When the tule fog struck Highway 99 that night, it swallowed the world. The shoulder disappeared. Lane lines disappeared. I squeezed the steering wheel and leaned so far forward that my forehead nearly touched the windshield and I still could barely see past my hood.
This was outside of Madera, California in the rural San Joaquin Valley. I was doing sixty in a ten-foot U-Haul, towing my small Toyota on a rattling trailer hitch. I’d heard about tule fog. It formed here in winter and was renowned for its ability to cut visibility down to a few hundred feet, sometimes to as little as a foot, in the span of seconds. Equally legendary were the pileups it caused.
On November 3rd, 2007, on this very highway, over one hundred cars and eighteen big-rigs slammed into each other in a fog bank between Fresno and Fowler. The crash killed two people and injured thirty-nine. In February 2002, two more people died in an eighty-car pile-up on Highway 99 between Selma and Kingsburg. Then there were the five people killed and twenty-eight injured in 1997 on Interstate five south of Sacramento.
Adrenalin surged through my chest as I released the gas and held my foot above the brake. My headlights turned the moisture into a flat iridescence that smeared across my windshield like dirty wiper fluid. No mile markers. No trees. No sign that I was moving except for my speedometer’s fall.
I unrolled the window. Somewhere an eighteen-wheeler rumbled. Cold wind wet my face as my speed dropped from fifty to thirty to twenty.
The National Weather Service suggested travelers postpone their trips until the tule fog lifted—usually by late morning—but I was only a few miles from my hotel. I’d driven nearly 700 miles from Phoenix, Arizona. I just wanted to get a room and sleep. I coached myself: Be brave. Hang in there. Then the competing voice weighed in: Driving without visibility—that’s not courage; that’s recklessness. Pull off the highway. Play it safe. Wait it out.
I was scared and overcompensating.
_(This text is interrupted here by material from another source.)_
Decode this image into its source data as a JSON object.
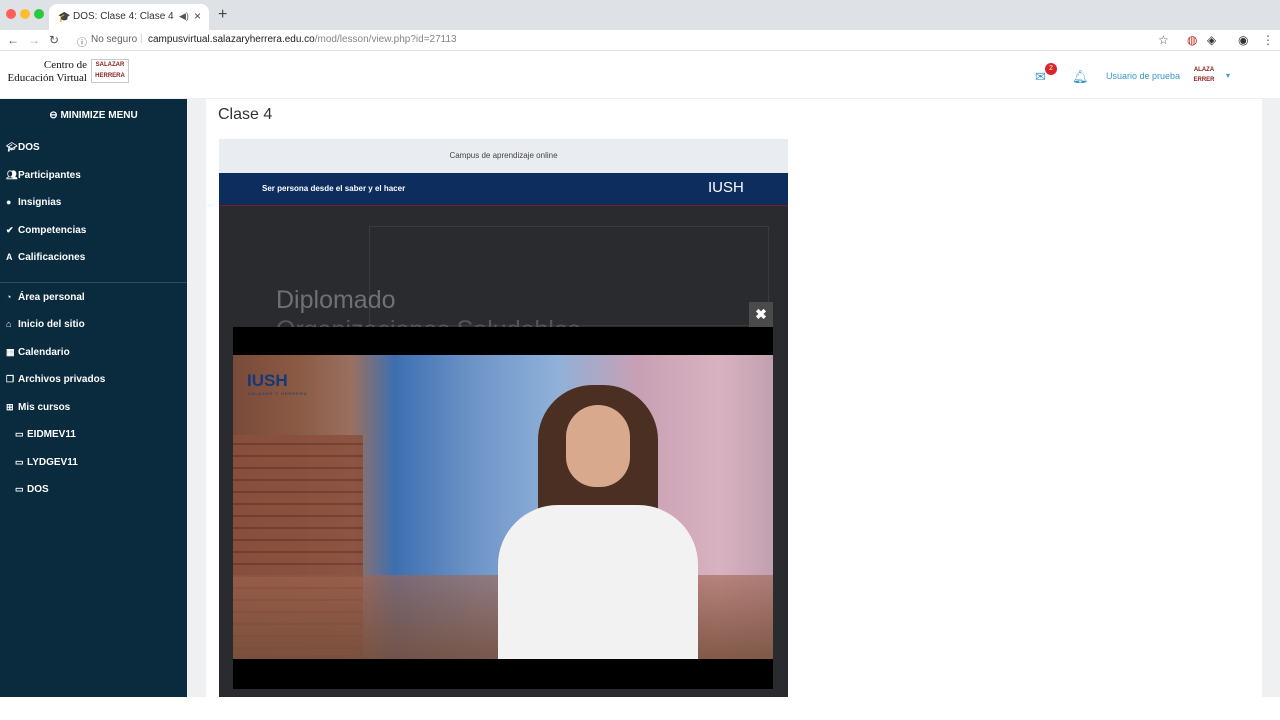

Not about the fog, about life.
I’d just escaped my bleak life in suburban Phoenix. I’d waited four years to move back to Portland, Oregon, four long, patient years. I didn’t want to die before I got there, but I didn’t want to postpone my arrival anymore either. I was starting over, resetting the clock in a state far from my native one, with no job and little money and a tiny rented room at two friends’ rented house, clinging to possibly delusional hopes that I would eventually find a job and girlfriend and my own place, and that everything we adults worry about would all somehow work out. I was thirty-five and no longer knew what I was doing.
If someone had said to me that I was trying to relive what life felt like in my late-twenties—the boundless energy, hope, baseless exhilaration—that wouldn’t have been untrue. I was terrified of aging, unsure of my future and our unstable world, afraid I’d never meet the right woman and fall in love, or ever be happy in any vague sense of the word. And in my frightened state I was racing back to the place where I’d once felt happy and secure, a comfortable place, the city where I spent my late-twenties. The move was reactionary, a blur of impulses and plans as hazy as the dull light smeared across my windshield, but the idea of clarifying the details didn’t appeal too much either. I didn’t want to think. I wanted to drive, to speed and look straight ahead down the long, flat highway with its clearly defined lines and regular mile markers, as predictable as a sunrise and reliable as a map, for those of us who no longer knew where we were going.
A faint halo appeared beside me and a single car emerged from the mist. Materializing like a hesitant phantom, the car braked then sped up, flashed its high beams once and then fell back into the mass of undifferentiated white.
My exit sign appeared before I could react. Riding the brake, I drove on toward the next exit, watching for it carefully. After two agonizing miles, it emerged. I eased onto the off-ramp, squinting for the stop sign. Once there, I looked both ways countless times but it was pointless. I couldn’t see either direction. So I honked and pulled out, hoping for the best.
—Photo credit: emdot/Flickr